[Records from a data source]
══════

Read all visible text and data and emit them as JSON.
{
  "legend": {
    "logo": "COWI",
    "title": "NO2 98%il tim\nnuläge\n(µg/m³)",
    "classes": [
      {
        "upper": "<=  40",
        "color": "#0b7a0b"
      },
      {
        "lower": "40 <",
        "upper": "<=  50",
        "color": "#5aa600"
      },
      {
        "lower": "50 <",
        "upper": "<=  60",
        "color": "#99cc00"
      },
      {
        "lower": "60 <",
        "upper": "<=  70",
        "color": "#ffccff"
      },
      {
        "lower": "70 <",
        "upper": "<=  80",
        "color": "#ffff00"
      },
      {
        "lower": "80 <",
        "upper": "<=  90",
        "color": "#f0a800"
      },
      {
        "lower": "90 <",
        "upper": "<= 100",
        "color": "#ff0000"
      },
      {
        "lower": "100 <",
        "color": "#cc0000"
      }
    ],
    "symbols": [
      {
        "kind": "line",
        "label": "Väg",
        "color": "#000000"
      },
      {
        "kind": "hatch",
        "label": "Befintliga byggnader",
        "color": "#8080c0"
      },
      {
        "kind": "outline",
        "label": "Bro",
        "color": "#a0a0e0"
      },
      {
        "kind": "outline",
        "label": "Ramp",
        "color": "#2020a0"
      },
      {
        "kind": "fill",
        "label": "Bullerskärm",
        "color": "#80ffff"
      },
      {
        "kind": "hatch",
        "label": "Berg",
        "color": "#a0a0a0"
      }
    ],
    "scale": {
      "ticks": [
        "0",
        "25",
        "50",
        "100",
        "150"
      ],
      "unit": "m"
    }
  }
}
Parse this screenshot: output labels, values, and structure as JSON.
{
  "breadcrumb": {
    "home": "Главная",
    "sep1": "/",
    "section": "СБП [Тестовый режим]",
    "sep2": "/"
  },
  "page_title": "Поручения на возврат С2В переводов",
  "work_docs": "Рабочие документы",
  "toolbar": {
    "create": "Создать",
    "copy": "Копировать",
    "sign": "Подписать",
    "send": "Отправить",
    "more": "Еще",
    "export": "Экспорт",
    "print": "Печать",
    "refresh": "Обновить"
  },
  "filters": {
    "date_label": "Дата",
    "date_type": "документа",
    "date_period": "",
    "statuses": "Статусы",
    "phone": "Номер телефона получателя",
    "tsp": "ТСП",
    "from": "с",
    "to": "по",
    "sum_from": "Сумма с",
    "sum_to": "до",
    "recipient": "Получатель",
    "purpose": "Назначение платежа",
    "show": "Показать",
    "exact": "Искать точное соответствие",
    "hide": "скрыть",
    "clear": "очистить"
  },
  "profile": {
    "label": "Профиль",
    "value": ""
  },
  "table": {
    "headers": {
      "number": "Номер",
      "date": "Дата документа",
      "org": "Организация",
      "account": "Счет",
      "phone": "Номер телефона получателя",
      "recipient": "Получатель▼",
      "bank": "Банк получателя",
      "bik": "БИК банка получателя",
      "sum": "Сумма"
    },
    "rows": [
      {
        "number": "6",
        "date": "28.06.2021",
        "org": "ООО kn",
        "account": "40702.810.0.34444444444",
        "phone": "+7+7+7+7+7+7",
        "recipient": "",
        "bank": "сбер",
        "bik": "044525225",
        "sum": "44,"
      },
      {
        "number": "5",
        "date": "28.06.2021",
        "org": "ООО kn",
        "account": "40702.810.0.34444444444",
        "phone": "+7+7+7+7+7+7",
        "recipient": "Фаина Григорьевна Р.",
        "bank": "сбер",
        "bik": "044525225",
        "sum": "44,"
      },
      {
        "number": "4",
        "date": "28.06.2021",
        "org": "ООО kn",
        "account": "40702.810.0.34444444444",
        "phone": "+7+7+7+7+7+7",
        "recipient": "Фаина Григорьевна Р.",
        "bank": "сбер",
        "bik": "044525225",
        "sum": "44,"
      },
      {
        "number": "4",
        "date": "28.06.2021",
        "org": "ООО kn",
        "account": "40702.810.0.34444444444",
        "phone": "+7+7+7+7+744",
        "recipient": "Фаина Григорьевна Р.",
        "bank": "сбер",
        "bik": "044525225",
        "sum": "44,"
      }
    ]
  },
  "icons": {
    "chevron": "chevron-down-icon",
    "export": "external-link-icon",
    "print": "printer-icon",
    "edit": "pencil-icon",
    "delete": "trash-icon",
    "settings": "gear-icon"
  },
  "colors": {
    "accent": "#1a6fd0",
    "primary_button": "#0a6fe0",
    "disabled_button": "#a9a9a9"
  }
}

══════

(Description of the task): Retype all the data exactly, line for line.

(Answer space):
Read all visible text and data and emit them as JSON.
{
  "legend": {
    "logo": "COWI",
    "title": "NO2 98%il tim\nnuläge\n(µg/m³)",
    "classes": [
      {
        "upper": "<=  40",
        "color": "#0b7a0b"
      },
      {
        "lower": "40 <",
        "upper": "<=  50",
        "color": "#5aa600"
      },
      {
        "lower": "50 <",
        "upper": "<=  60",
        "color": "#99cc00"
      },
      {
        "lower": "60 <",
        "upper": "<=  70",
        "color": "#ffccff"
      },
      {
        "lower": "70 <",
        "upper": "<=  80",
        "color": "#ffff00"
      },
      {
        "lower": "80 <",
        "upper": "<=  90",
        "color": "#f0a800"
      },
      {
        "lower": "90 <",
        "upper": "<= 100",
        "color": "#ff0000"
      },
      {
        "lower": "100 <",
        "color": "#cc0000"
      }
    ],
    "symbols": [
      {
        "kind": "line",
        "label": "Väg",
        "color": "#000000"
      },
      {
        "kind": "hatch",
        "label": "Befintliga byggnader",
        "color": "#8080c0"
      },
      {
        "kind": "outline",
        "label": "Bro",
        "color": "#a0a0e0"
      },
      {
        "kind": "outline",
        "label": "Ramp",
        "color": "#2020a0"
      },
      {
        "kind": "fill",
        "label": "Bullerskärm",
        "color": "#80ffff"
      },
      {
        "kind": "hatch",
        "label": "Berg",
        "color": "#a0a0a0"
      }
    ],
    "scale": {
      "ticks": [
        "0",
        "25",
        "50",
        "100",
        "150"
      ],
      "unit": "m"
    }
  }
}
Parse this screenshot: output labels, values, and structure as JSON.
{
  "breadcrumb": {
    "home": "Главная",
    "sep1": "/",
    "section": "СБП [Тестовый режим]",
    "sep2": "/"
  },
  "page_title": "Поручения на возврат С2В переводов",
  "work_docs": "Рабочие документы",
  "toolbar": {
    "create": "Создать",
    "copy": "Копировать",
    "sign": "Подписать",
    "send": "Отправить",
    "more": "Еще",
    "export": "Экспорт",
    "print": "Печать",
    "refresh": "Обновить"
  },
  "filters": {
    "date_label": "Дата",
    "date_type": "документа",
    "date_period": "",
    "statuses": "Статусы",
    "phone": "Номер телефона получателя",
    "tsp": "ТСП",
    "from": "с",
    "to": "по",
    "sum_from": "Сумма с",
    "sum_to": "до",
    "recipient": "Получатель",
    "purpose": "Назначение платежа",
    "show": "Показать",
    "exact": "Искать точное соответствие",
    "hide": "скрыть",
    "clear": "очистить"
  },
  "profile": {
    "label": "Профиль",
    "value": ""
  },
  "table": {
    "headers": {
      "number": "Номер",
      "date": "Дата документа",
      "org": "Организация",
      "account": "Счет",
      "phone": "Номер телефона получателя",
      "recipient": "Получатель▼",
      "bank": "Банк получателя",
      "bik": "БИК банка получателя",
      "sum": "Сумма"
    },
    "rows": [
      {
        "number": "6",
        "date": "28.06.2021",
        "org": "ООО kn",
        "account": "40702.810.0.34444444444",
        "phone": "+7+7+7+7+7+7",
        "recipient": "",
        "bank": "сбер",
        "bik": "044525225",
        "sum": "44,"
      },
      {
        "number": "5",
        "date": "28.06.2021",
        "org": "ООО kn",
        "account": "40702.810.0.34444444444",
        "phone": "+7+7+7+7+7+7",
        "recipient": "Фаина Григорьевна Р.",
        "bank": "сбер",
        "bik": "044525225",
        "sum": "44,"
      },
      {
        "number": "4",
        "date": "28.06.2021",
        "org": "ООО kn",
        "account": "40702.810.0.34444444444",
        "phone": "+7+7+7+7+7+7",
        "recipient": "Фаина Григорьевна Р.",
        "bank": "сбер",
        "bik": "044525225",
        "sum": "44,"
      },
      {
        "number": "4",
        "date": "28.06.2021",
        "org": "ООО kn",
        "account": "40702.810.0.34444444444",
        "phone": "+7+7+7+7+744",
        "recipient": "Фаина Григорьевна Р.",
        "bank": "сбер",
        "bik": "044525225",
        "sum": "44,"
      }
    ]
  },
  "icons": {
    "chevron": "chevron-down-icon",
    "export": "external-link-icon",
    "print": "printer-icon",
    "edit": "pencil-icon",
    "delete": "trash-icon",
    "settings": "gear-icon"
  },
  "colors": {
    "accent": "#1a6fd0",
    "primary_button": "#0a6fe0",
    "disabled_button": "#a9a9a9"
  }
}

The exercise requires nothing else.